Here is what we need to import into our Groovy script:

...
import groovy.util.XmlSlurper

import java.util.Map
import java.util.HashMap
import java.net.ServerSocket

import org.apache.commons.httpclient.*
import org.apache.xmlrpc.client.*
...


Here is our class, main method, dependencies, and setup of the XMLRPCClient (I needed the HTTPClient and XMLRpcCommonsTransportFactory because Bugzilla likes to deal with Cookies after logged in):

...
public class BugzillaCreateFromXML {

// get the xml data of our issues in the .xml file
def xmlData = new XmlSlurper().parse(new File("C:/issues.xml"))

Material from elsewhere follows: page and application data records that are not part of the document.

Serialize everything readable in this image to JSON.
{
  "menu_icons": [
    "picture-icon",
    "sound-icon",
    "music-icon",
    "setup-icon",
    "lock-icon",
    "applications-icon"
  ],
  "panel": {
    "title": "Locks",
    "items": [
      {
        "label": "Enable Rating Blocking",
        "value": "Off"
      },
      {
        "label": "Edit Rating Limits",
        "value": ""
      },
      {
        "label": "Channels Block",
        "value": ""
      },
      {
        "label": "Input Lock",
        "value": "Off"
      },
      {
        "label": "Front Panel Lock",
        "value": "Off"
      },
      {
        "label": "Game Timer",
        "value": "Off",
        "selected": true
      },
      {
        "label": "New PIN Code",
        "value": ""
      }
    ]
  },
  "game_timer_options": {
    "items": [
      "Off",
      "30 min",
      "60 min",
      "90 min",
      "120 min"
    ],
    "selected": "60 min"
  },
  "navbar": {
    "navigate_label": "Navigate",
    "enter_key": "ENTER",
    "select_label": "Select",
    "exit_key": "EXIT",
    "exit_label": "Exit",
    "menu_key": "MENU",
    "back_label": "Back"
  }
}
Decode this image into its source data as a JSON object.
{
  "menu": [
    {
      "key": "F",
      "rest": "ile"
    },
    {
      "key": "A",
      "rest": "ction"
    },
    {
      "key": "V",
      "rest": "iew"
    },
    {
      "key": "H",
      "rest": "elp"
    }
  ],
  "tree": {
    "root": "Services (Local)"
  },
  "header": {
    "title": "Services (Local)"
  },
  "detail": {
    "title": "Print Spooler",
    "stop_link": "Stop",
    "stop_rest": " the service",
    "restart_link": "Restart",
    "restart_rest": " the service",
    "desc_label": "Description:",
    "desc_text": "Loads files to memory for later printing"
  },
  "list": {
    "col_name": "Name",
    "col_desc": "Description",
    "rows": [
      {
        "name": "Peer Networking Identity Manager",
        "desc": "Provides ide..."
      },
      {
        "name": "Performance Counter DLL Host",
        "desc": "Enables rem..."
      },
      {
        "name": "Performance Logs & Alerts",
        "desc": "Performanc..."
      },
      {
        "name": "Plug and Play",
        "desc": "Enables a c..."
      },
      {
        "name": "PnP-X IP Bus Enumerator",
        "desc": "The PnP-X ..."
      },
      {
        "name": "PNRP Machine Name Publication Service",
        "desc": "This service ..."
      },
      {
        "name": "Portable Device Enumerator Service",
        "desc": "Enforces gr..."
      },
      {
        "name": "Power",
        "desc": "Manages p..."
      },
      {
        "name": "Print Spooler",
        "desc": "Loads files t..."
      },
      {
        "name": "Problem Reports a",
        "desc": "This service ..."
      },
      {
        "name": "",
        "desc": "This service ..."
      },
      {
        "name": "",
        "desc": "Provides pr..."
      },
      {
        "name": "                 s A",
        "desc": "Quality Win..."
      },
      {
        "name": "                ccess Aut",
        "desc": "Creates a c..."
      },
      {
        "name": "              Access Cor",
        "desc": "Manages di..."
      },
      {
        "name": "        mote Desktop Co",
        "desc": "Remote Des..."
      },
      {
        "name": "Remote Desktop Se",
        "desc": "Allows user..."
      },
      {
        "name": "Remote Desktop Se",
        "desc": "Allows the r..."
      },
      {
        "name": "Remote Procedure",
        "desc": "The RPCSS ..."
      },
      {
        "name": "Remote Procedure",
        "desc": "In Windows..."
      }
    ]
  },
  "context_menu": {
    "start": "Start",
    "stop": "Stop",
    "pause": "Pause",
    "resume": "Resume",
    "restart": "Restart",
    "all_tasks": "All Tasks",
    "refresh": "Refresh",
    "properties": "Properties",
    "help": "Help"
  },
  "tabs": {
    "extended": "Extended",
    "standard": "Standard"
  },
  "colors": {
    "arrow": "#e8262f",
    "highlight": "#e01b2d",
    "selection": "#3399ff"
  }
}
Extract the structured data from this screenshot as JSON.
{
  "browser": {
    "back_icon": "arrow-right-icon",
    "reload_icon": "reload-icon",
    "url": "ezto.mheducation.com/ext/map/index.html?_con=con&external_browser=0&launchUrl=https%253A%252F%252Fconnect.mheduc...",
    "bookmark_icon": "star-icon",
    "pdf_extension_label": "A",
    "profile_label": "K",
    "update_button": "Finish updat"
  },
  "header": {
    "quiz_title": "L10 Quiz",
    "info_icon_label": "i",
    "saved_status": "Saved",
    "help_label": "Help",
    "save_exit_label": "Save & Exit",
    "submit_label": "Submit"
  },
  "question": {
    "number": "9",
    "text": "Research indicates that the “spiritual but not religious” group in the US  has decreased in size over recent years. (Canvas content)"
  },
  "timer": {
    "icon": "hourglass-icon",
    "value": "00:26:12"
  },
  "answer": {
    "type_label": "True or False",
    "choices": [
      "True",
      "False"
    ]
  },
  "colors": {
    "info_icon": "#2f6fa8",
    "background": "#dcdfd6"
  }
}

def httpClient = new HttpClient()
def rpcClient = new XmlRpcClient()
def factory = new XmlRpcCommonsTransportFactory(rpcClient)
def config = new XmlRpcClientConfigImpl()factory.setHttpClient(httpClient)

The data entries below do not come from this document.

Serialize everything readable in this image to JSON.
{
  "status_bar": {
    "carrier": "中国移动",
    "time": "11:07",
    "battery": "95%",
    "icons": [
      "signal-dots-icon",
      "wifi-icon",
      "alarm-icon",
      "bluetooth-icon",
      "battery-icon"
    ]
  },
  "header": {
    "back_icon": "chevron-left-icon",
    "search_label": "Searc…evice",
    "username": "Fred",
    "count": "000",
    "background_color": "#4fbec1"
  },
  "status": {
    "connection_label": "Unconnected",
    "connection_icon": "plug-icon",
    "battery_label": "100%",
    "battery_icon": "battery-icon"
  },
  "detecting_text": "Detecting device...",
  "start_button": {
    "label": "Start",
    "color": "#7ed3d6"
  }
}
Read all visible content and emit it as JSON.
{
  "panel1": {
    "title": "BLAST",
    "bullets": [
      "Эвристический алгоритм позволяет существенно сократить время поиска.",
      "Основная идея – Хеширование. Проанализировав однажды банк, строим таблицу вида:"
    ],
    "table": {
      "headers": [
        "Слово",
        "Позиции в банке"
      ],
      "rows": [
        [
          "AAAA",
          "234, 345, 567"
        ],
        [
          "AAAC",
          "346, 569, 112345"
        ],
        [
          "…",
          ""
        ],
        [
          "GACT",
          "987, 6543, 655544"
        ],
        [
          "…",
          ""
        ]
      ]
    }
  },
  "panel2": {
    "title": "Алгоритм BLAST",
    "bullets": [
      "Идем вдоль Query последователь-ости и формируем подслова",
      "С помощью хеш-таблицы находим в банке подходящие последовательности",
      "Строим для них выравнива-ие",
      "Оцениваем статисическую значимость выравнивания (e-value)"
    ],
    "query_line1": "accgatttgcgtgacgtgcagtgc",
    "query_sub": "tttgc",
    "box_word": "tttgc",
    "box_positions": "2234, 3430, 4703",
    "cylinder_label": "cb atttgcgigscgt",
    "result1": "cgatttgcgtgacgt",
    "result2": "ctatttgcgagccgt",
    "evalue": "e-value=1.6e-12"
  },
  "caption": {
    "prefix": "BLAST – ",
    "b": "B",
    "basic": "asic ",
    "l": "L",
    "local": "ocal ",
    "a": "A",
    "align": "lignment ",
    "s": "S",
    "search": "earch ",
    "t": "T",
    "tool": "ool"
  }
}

rpcClient.setTransportFactory(factory)
config.setServerURL(new URL("http://bugzilla-addres/xmlrpc.cgi"))
rpcClient.setConfig(config)

public static void main(String[] args) {
    // here is where the work getting done
    // map of the login data
    Map loginMap = new HashMap()
    loginMap.put("login", "admin")
    loginMap.put("password", "admin")
    loginMap.put("rememberlogin", "Bugzilla_remember")

    // login to bugzilla
    def loginResult = rpcClient.execute("User.login", loginMap)
    println loginResult

    // map of the bug data
    Map bugMap = new HashMap()

    // iterate through each issue
    xmlData.issue.each {
        bugMap.put("product", it.product.text())
        bugMap.put("component", it.component.text())
        bugMap.put("summary", it.summary.text())
        bugMap.put("version", it.version.text())
        bugMap.put("description", it.description.text())
        bugMap.put("op_sys", it.opsys.text())
        bugMap.put("platform", it.platform.text())
        bugMap.put("priority", it.priority.text())
        bugMap.put("severity", it.severity.text())
        bugMap.put("status", it.status.text())

        // create bug
        def createResult = rpcClient.execute("Bug.create", bugMap)
            println createResult

            // clear bugMap so we can re-populate it with the next issue
            bugMap.clear()
        }
    }
}
...

That is it. It took me about 30 minutes to parse the XML file and loop through each node with Groovy. I spent about an hour finding out that HTTPClient was also needed, I originally started working with Groovy's XMLRPC library. You need to have the appropriate Apache XMLRPC Client libraries in place in your Groovy lib directory. I ran this from the Groovy Console and it did exactly what I needed it to do. The Groovy file is available for download .